The first "Pirates" marked its shots remarkably well - every line well said, every scene well shot and every fight well cut. But now secure in budget and audience attention span, "Dead Man's Chest" languishes too long in its own mythology. Verbinski seems more comfortable, and perhaps too comfortable, in his macabre horror roots, and soon the film looks less like "Pirates of the Caribbean" and more like a sequel to "The Fog".

The major reason for this lies in Davey Jones and his crew. Jones lacks the endearing charisma and humor of predecessor, Barbosa (Geoffrey Rush). Bill Nighy is completely unrecognizable under an octopod combination of CGI and heavy make-up. Although Nighy manages to act beyond the make-up itself (a Herculean task in itself), his character fails not from the exceptional actor, but from a script which succeeds in making him scary, but fails to make him intriguing.

Speaking of Barbosa, two stragglers from the old crew make it in the film - the squat Ragetti (Mackenzie Crook) and the lanky, glass-eyed Pintel (Lee Arenberg). In addition to supplying much-needed comic relief, the two seem to play the role of Rosencrantz and Guildenstern, wandering in and out of the action, and managing to know as most if not more of the plot than the main players do.

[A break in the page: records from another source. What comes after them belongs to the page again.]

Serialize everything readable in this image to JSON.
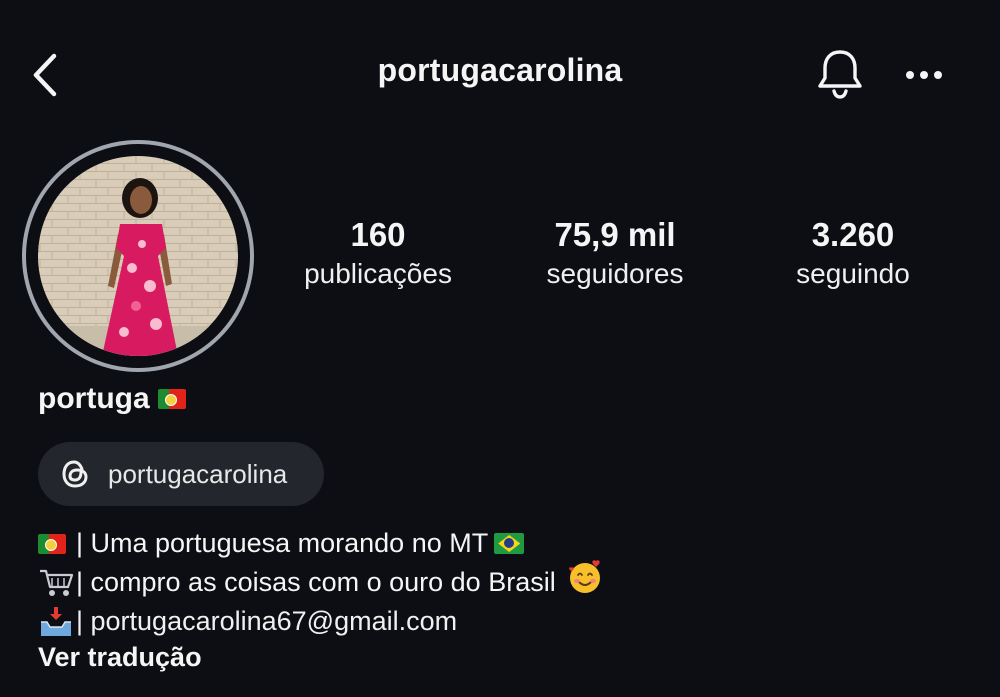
{
  "header": {
    "username": "portugacarolina"
  },
  "profile": {
    "stats": [
      {
        "value": "160",
        "label": "publicações"
      },
      {
        "value": "75,9 mil",
        "label": "seguidores"
      },
      {
        "value": "3.260",
        "label": "seguindo"
      }
    ],
    "display_name": "portuga"
  },
  "threads": {
    "handle": "portugacarolina"
  },
  "bio": {
    "line1": "| Uma portuguesa morando no MT",
    "line2": "| compro as coisas com o ouro do Brasil",
    "line3": "| portugacarolina67@gmail.com"
  },
  "translate_label": "Ver tradução",
  "colors": {
    "background": "#0c0e14",
    "pill": "#23262d",
    "ring": "#a1a5ae",
    "text": "#f5f5f5"
  }
}
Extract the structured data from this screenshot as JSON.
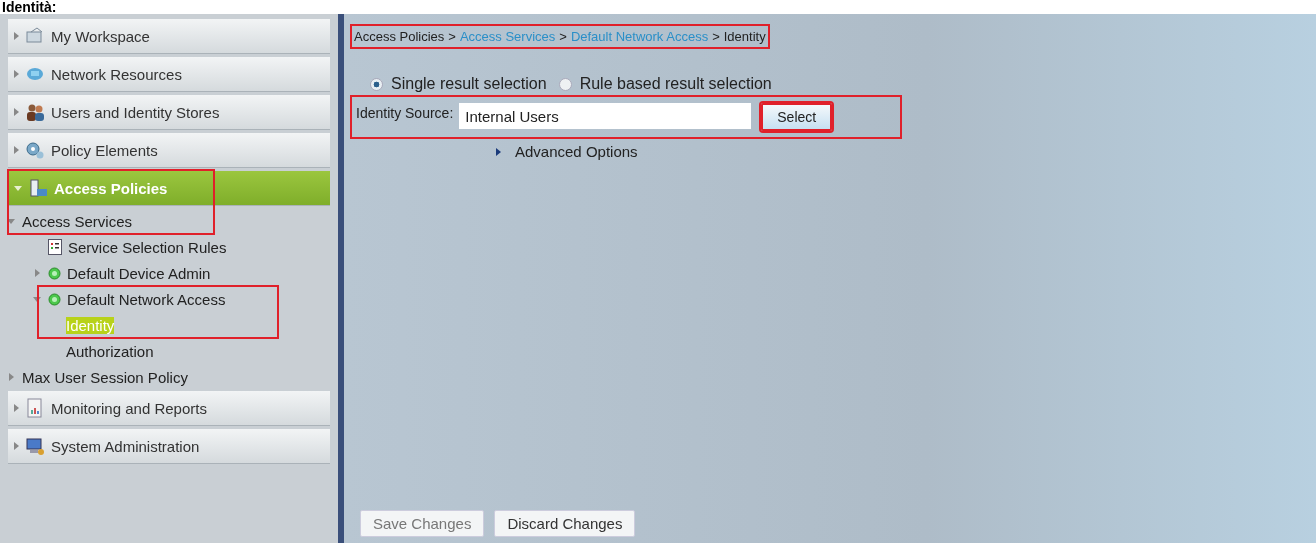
{
  "heading": "Identità:",
  "sidebar": {
    "sections": [
      {
        "label": "My Workspace",
        "kind": "workspace",
        "selected": false,
        "expanded": false,
        "highlighted": false
      },
      {
        "label": "Network Resources",
        "kind": "network",
        "selected": false,
        "expanded": false,
        "highlighted": false
      },
      {
        "label": "Users and Identity Stores",
        "kind": "users",
        "selected": false,
        "expanded": false,
        "highlighted": false
      },
      {
        "label": "Policy Elements",
        "kind": "policy",
        "selected": false,
        "expanded": false,
        "highlighted": false
      },
      {
        "label": "Access Policies",
        "kind": "access",
        "selected": true,
        "expanded": true,
        "highlighted": true,
        "tree": [
          {
            "label": "Access Services",
            "expanded": true,
            "selected": false,
            "children": [
              {
                "label": "Service Selection Rules",
                "kind": "rules",
                "selected": false
              },
              {
                "label": "Default Device Admin",
                "kind": "status",
                "expanded": false,
                "selected": false
              },
              {
                "label": "Default Network Access",
                "kind": "status",
                "expanded": true,
                "selected": false,
                "highlighted": true,
                "children": [
                  {
                    "label": "Identity",
                    "selected": true
                  },
                  {
                    "label": "Authorization",
                    "selected": false
                  }
                ]
              }
            ]
          },
          {
            "label": "Max User Session Policy",
            "expanded": false,
            "selected": false
          }
        ]
      },
      {
        "label": "Monitoring and Reports",
        "kind": "reports",
        "selected": false,
        "expanded": false,
        "highlighted": false
      },
      {
        "label": "System Administration",
        "kind": "admin",
        "selected": false,
        "expanded": false,
        "highlighted": false
      }
    ]
  },
  "breadcrumb": {
    "highlighted": true,
    "items": [
      {
        "label": "Access Policies",
        "link": false
      },
      {
        "label": "Access Services",
        "link": true
      },
      {
        "label": "Default Network Access",
        "link": true
      },
      {
        "label": "Identity",
        "link": false
      }
    ],
    "separator": ">"
  },
  "result_selection": [
    {
      "label": "Single result selection",
      "selected": true
    },
    {
      "label": "Rule based result selection",
      "selected": false
    }
  ],
  "identity_source": {
    "label": "Identity Source:",
    "value": "Internal Users",
    "highlighted": true,
    "button": {
      "label": "Select",
      "highlighted": true
    }
  },
  "advanced_options": {
    "label": "Advanced Options",
    "expanded": false
  },
  "footer_buttons": [
    {
      "label": "Save Changes",
      "disabled": true
    },
    {
      "label": "Discard Changes",
      "disabled": false
    }
  ]
}
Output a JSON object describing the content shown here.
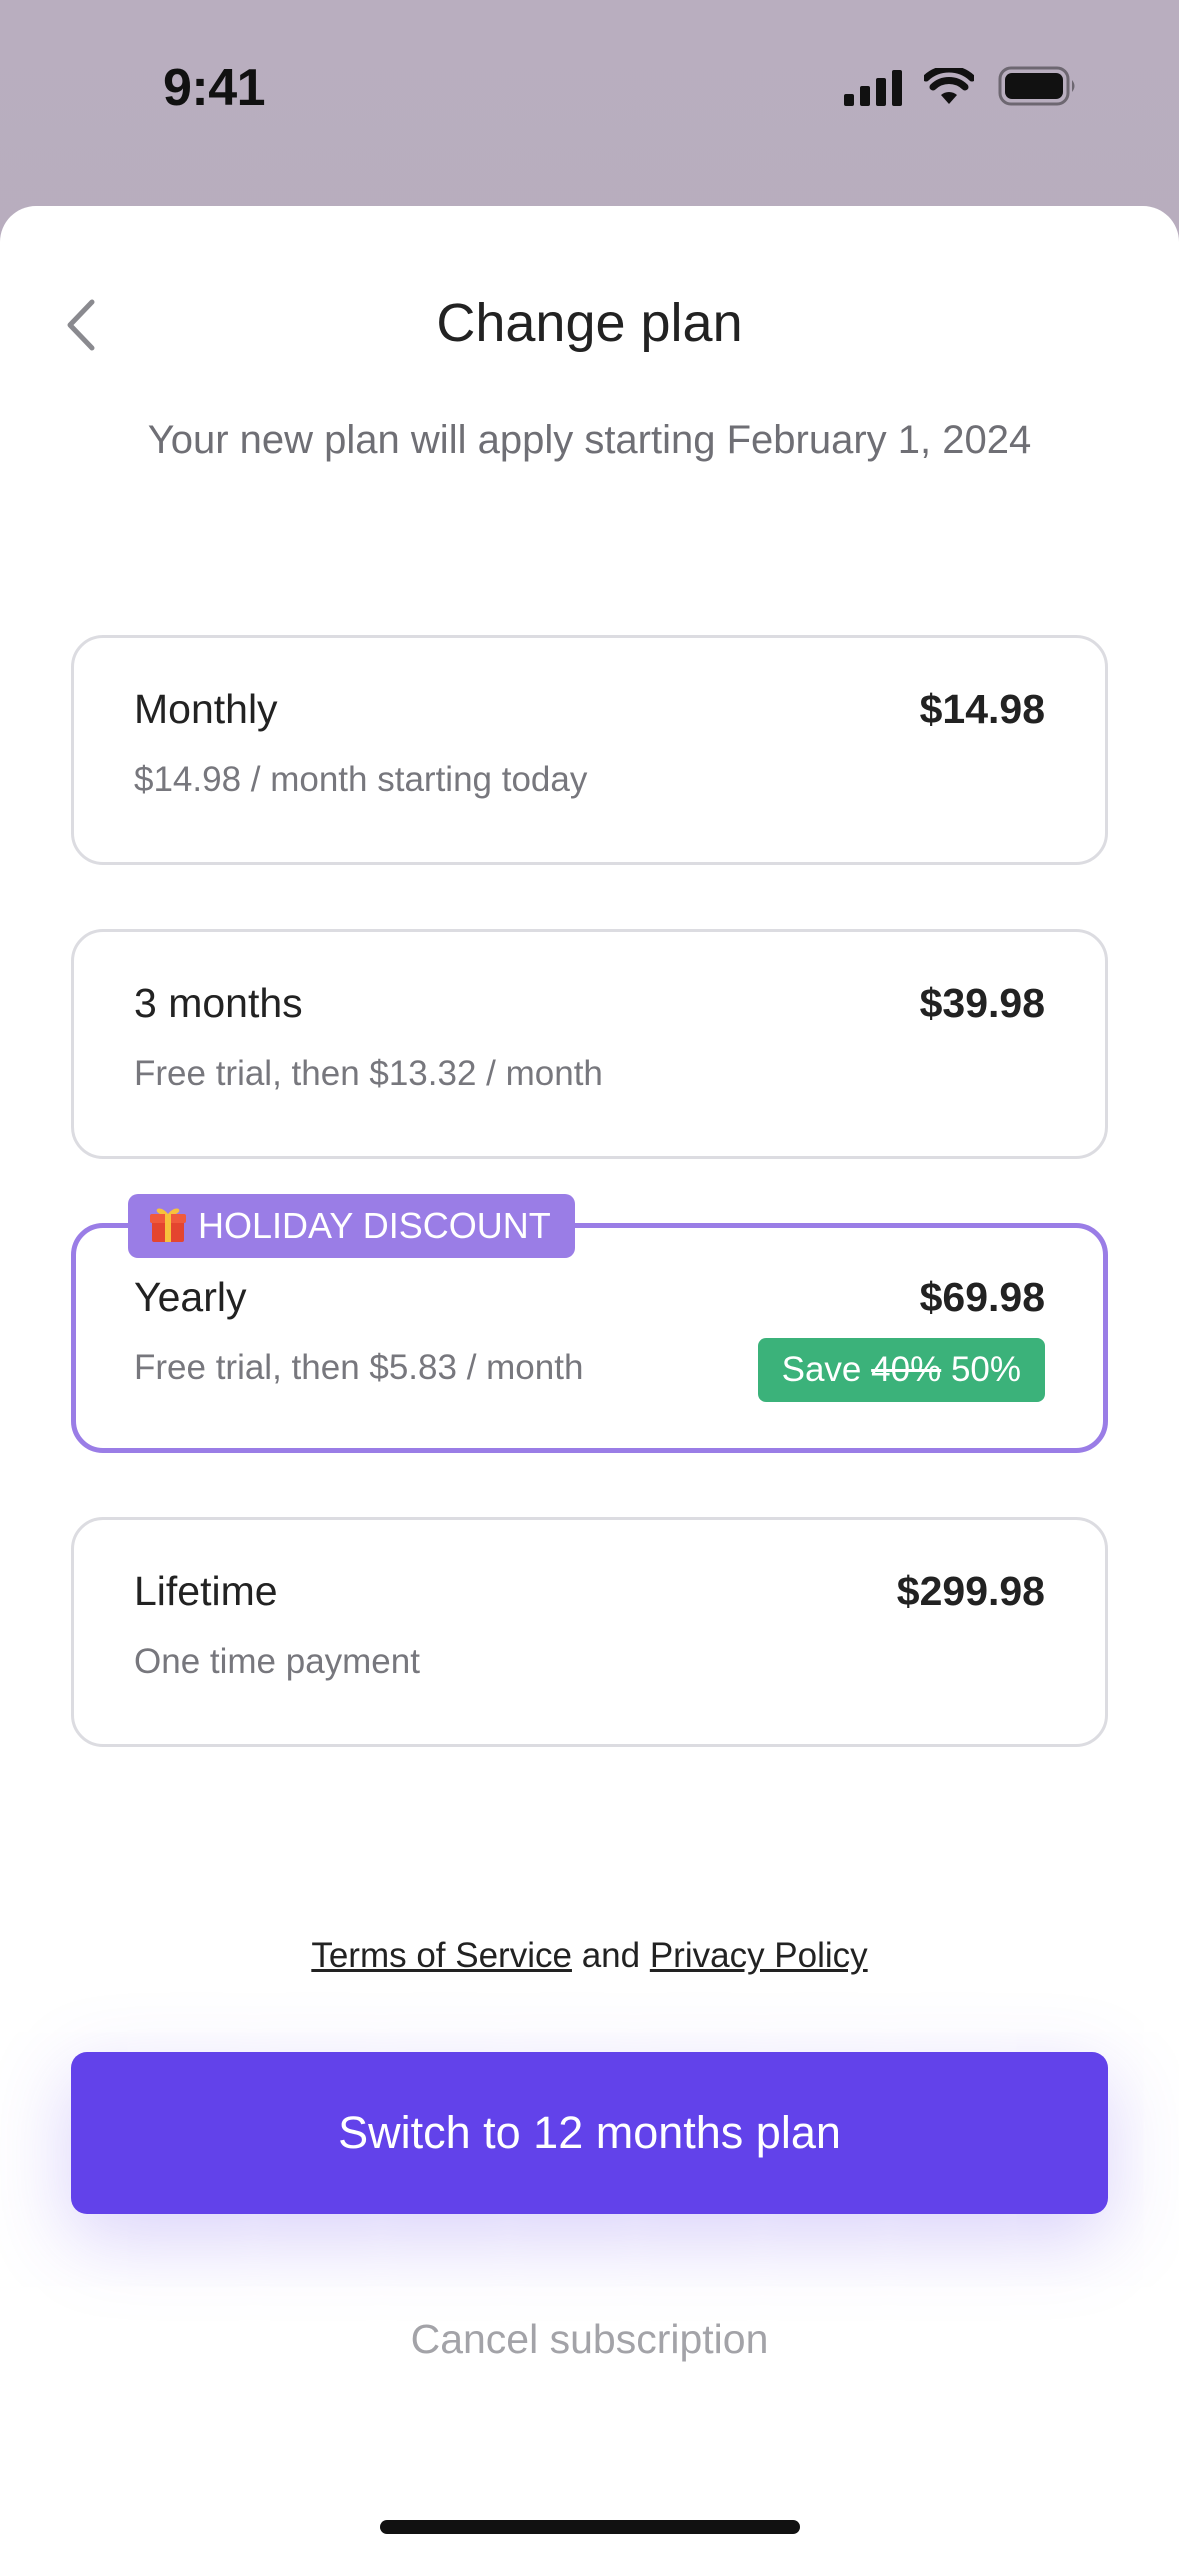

As far as main players go, Johnny Depp never misses a beat as Jack Sparrow, from his gunshot entrance to his memorable departure. Its a shame, however, that Sparrow himself often seems lost in the convoluted action that follows, resulting in a lack of screen time which nearly cripples the film.

Keira Knightley's Swann is less the damsel in distress and more a swashbuckler than her Bloom's Turner. Her character entertains a great amount of character development which points to some interesting directions in the trilogy's conclusion.
Its a shame the same can't be about Bloom. Neither underused or overplayed, Bloom is just Bloom.

Ultimately, "Dead Man's Chest" holds up surprisingly good as far as sequel, thanks in part to the performances of the cast and the creativity of the crew. Still, it falls into the same pitfalls of most other sequels, mostly due to the presumptions of a big budget follow-up. However, the film's conclusion more than makes up for any flaws, injecting shadow and spice into the future of the franchise. Diehard fans should be advised to stay through the credits, however, if only to view the complete "Dead Man's Chest" experience.